Where does "authHeader" appear in the data? Return each line that holds it.

*** Opening of TASK INPUTS ***

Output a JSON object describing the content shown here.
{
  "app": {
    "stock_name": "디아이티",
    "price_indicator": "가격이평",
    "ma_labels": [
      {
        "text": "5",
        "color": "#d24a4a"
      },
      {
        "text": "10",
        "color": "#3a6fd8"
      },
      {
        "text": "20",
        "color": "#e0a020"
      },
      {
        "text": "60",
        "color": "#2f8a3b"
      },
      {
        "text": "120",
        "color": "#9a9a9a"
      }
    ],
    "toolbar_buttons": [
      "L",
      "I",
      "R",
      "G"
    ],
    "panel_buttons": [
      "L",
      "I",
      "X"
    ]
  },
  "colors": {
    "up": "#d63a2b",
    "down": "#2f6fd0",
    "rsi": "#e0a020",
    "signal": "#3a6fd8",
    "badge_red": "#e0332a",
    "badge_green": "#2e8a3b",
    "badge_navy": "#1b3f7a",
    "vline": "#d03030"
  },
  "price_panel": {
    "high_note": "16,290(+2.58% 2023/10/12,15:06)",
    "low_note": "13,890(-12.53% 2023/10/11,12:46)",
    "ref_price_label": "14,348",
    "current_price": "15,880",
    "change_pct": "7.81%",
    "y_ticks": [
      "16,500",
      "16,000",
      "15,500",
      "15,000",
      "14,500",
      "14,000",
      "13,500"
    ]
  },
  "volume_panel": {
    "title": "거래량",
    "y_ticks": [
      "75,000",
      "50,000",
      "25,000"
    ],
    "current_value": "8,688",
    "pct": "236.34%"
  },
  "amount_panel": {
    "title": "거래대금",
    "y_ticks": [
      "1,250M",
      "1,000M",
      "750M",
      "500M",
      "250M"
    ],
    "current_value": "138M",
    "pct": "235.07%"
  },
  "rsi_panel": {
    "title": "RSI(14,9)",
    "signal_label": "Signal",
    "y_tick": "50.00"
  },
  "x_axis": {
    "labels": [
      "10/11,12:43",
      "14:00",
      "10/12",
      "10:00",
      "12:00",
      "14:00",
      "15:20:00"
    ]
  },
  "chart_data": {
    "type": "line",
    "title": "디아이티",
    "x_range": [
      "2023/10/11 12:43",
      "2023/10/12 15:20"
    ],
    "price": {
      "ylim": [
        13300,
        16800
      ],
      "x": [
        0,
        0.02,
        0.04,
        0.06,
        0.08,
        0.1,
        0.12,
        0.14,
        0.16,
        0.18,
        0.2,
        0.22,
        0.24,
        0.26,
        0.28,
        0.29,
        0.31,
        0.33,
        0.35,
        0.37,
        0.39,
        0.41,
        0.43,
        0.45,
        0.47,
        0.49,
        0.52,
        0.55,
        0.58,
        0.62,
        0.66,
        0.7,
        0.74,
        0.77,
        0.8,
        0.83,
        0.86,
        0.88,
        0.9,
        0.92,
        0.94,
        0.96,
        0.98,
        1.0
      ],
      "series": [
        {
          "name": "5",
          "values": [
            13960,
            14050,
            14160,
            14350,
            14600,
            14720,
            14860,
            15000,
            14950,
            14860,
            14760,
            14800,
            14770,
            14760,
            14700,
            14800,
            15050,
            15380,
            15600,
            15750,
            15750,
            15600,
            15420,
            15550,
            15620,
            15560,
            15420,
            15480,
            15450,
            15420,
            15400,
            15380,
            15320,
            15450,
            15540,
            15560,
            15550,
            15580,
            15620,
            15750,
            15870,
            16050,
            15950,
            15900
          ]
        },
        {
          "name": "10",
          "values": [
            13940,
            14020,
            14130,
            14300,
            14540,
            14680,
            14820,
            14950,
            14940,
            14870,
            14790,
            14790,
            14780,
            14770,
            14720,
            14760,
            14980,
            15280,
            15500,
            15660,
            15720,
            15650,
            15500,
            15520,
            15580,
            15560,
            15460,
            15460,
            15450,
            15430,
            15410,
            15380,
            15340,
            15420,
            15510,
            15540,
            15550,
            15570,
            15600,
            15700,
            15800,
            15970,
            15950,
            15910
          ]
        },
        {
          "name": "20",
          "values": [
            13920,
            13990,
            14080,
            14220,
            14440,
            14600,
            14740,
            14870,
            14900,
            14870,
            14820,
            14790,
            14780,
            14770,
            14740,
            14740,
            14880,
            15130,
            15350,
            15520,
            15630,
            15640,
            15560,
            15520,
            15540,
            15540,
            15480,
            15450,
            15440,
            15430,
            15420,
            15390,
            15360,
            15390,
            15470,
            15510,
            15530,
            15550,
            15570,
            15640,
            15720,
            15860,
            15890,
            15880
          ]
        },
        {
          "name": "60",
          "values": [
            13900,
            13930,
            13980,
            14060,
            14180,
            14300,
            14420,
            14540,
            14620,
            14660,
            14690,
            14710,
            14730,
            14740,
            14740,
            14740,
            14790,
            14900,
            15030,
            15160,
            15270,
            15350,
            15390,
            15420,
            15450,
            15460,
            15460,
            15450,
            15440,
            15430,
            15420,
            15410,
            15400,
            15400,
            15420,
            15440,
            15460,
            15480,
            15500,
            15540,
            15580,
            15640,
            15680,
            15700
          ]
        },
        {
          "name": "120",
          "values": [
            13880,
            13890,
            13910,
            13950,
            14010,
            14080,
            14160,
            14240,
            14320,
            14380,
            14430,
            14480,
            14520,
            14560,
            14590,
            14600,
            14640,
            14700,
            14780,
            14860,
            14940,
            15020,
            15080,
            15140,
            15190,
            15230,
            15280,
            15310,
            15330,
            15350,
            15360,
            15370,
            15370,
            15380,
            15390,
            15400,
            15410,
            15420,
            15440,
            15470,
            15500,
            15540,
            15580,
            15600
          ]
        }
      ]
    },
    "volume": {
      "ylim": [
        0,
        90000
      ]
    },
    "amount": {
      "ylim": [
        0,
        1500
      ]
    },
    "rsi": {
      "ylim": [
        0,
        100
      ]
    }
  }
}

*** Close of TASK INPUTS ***
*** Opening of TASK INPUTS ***

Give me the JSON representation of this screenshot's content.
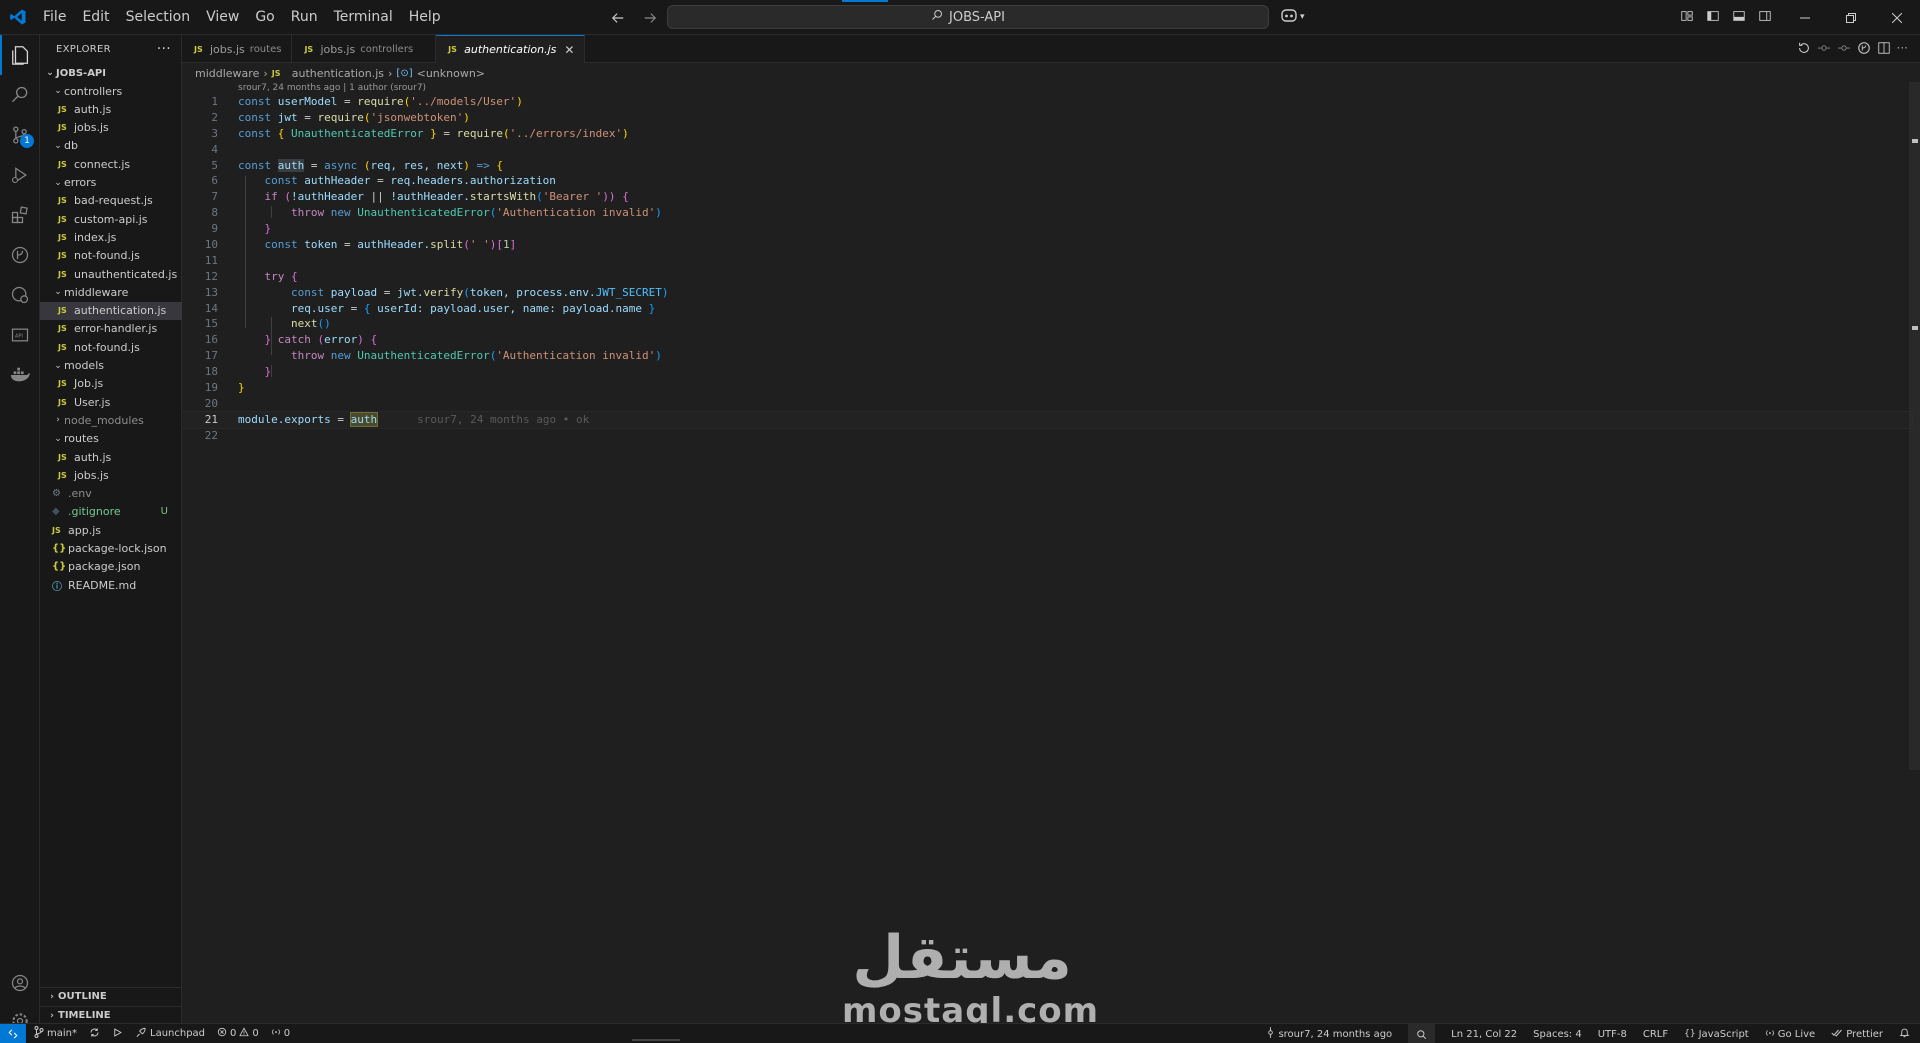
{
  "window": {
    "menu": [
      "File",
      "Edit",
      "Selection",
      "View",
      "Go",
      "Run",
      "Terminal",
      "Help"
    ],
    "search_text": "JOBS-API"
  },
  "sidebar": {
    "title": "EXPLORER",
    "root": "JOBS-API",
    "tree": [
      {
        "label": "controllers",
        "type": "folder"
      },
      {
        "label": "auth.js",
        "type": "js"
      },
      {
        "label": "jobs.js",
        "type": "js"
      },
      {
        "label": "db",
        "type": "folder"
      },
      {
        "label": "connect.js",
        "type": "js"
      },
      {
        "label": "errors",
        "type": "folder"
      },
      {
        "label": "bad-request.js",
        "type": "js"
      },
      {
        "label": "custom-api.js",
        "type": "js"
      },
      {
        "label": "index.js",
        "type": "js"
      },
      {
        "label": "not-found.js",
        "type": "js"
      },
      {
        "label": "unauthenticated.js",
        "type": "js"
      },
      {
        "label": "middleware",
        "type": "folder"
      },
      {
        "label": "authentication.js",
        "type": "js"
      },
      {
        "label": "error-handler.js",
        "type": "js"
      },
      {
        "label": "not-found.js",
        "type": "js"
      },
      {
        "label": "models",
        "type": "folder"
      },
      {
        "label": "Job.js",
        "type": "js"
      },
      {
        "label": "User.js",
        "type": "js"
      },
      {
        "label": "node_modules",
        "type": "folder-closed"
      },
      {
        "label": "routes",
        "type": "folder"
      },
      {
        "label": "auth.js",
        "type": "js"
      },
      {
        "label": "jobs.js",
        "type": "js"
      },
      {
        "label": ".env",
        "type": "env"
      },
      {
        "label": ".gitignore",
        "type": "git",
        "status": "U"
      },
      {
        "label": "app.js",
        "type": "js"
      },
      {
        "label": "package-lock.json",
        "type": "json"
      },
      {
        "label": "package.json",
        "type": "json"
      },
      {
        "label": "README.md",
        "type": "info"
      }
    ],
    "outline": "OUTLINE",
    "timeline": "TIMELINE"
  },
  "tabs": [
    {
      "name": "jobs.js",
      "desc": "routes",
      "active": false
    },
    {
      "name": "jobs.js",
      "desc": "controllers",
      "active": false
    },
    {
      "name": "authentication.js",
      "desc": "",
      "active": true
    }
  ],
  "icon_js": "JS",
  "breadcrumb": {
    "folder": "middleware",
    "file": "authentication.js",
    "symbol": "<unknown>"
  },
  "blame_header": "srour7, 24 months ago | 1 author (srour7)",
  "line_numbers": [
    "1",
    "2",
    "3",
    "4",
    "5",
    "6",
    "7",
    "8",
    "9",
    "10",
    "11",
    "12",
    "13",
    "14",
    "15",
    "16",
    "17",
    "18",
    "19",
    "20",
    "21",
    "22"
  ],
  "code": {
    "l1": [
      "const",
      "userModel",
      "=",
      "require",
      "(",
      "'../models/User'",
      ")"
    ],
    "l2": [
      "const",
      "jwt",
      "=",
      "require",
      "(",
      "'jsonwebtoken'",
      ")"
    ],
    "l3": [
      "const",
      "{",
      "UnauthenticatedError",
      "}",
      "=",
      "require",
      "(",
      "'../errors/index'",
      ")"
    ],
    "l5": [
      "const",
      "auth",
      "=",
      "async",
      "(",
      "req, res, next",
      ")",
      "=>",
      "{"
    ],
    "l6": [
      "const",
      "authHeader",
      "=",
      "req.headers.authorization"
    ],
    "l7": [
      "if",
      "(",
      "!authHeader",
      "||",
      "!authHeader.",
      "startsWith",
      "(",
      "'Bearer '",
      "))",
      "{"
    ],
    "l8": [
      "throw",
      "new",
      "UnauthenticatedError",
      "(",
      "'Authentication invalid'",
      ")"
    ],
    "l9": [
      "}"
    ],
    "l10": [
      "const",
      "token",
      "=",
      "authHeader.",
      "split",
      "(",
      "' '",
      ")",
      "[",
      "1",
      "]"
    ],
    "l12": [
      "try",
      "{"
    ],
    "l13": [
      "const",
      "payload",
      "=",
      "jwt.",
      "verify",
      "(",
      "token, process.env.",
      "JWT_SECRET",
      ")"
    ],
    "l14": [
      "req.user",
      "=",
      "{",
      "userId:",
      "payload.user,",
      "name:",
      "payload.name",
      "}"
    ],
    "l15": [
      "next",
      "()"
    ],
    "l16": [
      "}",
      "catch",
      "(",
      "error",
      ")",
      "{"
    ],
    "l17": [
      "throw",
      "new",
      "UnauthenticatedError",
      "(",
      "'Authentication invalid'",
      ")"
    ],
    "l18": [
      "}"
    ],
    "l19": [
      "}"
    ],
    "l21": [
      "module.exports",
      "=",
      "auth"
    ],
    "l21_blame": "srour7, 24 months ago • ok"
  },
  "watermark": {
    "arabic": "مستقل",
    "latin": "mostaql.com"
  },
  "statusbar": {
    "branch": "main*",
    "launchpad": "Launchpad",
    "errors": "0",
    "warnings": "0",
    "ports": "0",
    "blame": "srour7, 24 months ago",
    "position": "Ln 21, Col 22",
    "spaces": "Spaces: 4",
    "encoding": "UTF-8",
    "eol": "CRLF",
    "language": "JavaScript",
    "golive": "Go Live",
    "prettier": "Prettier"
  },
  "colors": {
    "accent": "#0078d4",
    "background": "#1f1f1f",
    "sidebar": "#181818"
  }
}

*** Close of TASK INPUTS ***
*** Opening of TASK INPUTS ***

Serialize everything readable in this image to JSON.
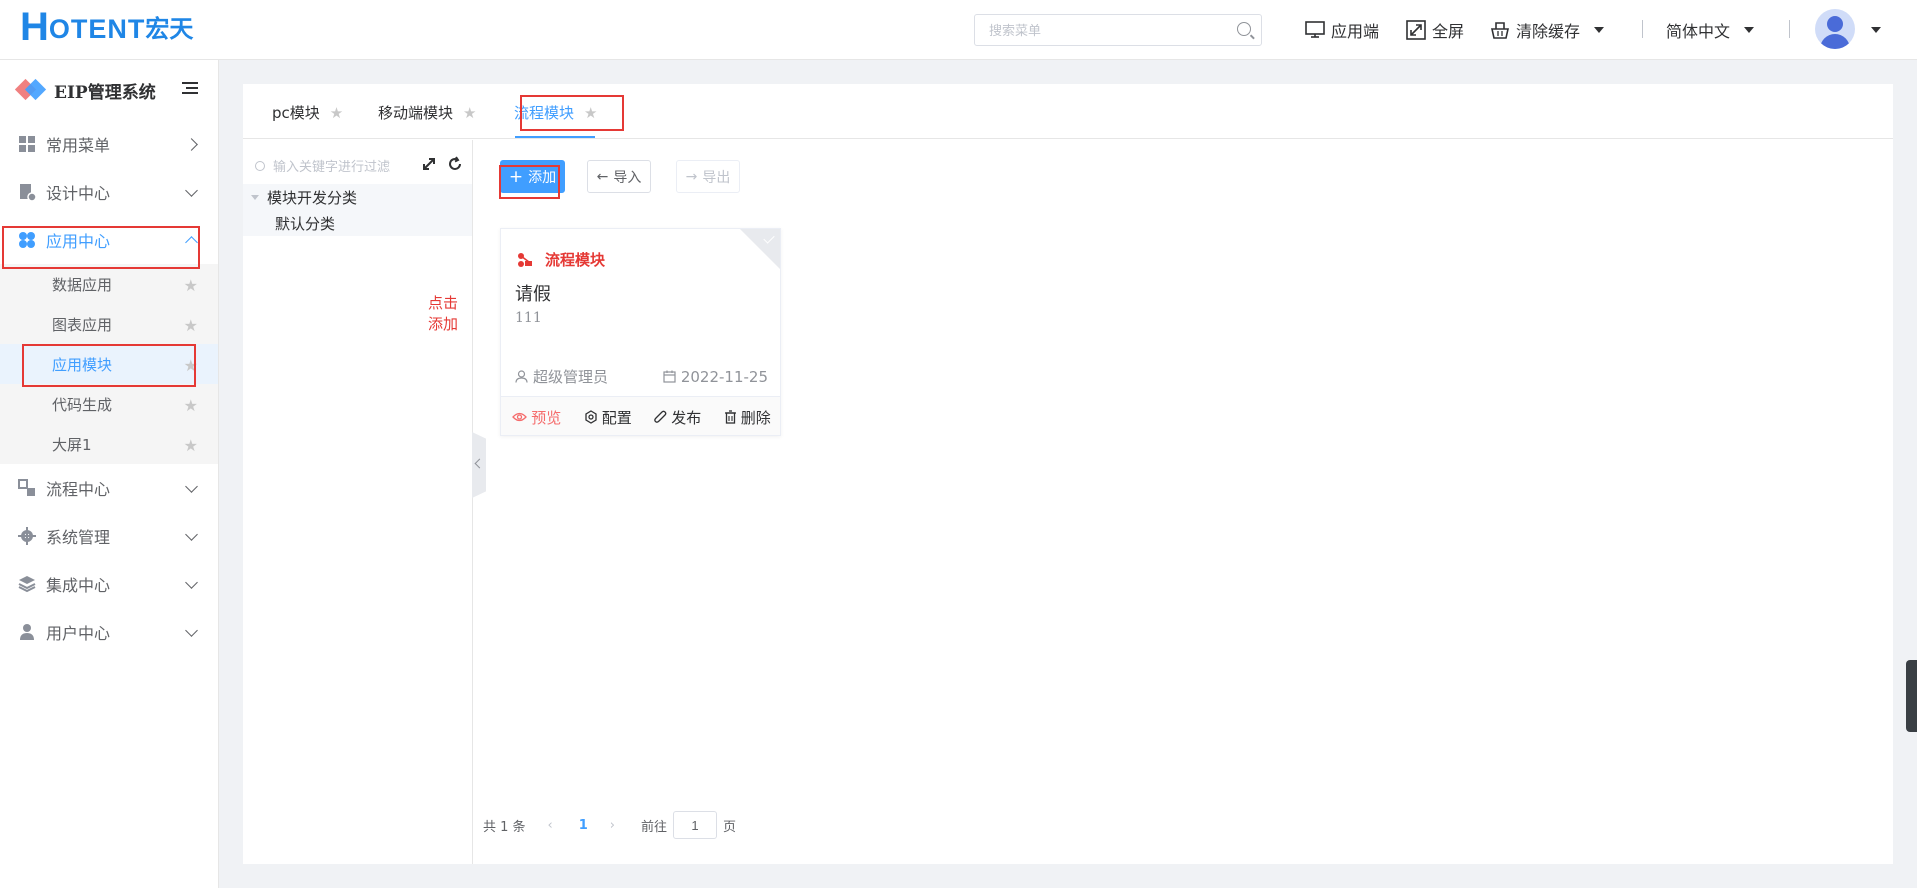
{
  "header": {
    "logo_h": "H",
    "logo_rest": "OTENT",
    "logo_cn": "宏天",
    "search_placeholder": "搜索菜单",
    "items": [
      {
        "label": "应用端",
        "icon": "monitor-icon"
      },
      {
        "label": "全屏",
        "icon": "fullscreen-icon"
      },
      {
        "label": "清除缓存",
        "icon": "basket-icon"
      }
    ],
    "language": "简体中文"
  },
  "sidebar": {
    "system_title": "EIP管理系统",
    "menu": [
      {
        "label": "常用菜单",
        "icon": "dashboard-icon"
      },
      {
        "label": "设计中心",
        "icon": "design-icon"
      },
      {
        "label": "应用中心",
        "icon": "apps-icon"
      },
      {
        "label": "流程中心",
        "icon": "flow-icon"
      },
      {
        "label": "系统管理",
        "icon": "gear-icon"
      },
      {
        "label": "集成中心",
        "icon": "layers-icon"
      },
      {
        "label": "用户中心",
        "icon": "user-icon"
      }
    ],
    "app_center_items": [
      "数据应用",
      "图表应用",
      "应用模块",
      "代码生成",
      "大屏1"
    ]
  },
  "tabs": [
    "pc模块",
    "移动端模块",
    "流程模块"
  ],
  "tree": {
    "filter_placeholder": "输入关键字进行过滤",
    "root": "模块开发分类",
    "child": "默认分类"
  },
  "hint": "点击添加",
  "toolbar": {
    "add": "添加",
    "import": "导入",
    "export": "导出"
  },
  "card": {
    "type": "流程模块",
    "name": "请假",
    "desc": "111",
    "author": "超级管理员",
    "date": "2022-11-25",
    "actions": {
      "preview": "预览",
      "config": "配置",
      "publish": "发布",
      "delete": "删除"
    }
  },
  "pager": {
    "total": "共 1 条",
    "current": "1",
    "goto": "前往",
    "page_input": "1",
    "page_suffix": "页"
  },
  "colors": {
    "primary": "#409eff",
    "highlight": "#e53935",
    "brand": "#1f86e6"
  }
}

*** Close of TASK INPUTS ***

§ ANSWER FOR THE TASK:
      "authHeader",
      "!authHeader",
      "!authHeader.",
      "authHeader.",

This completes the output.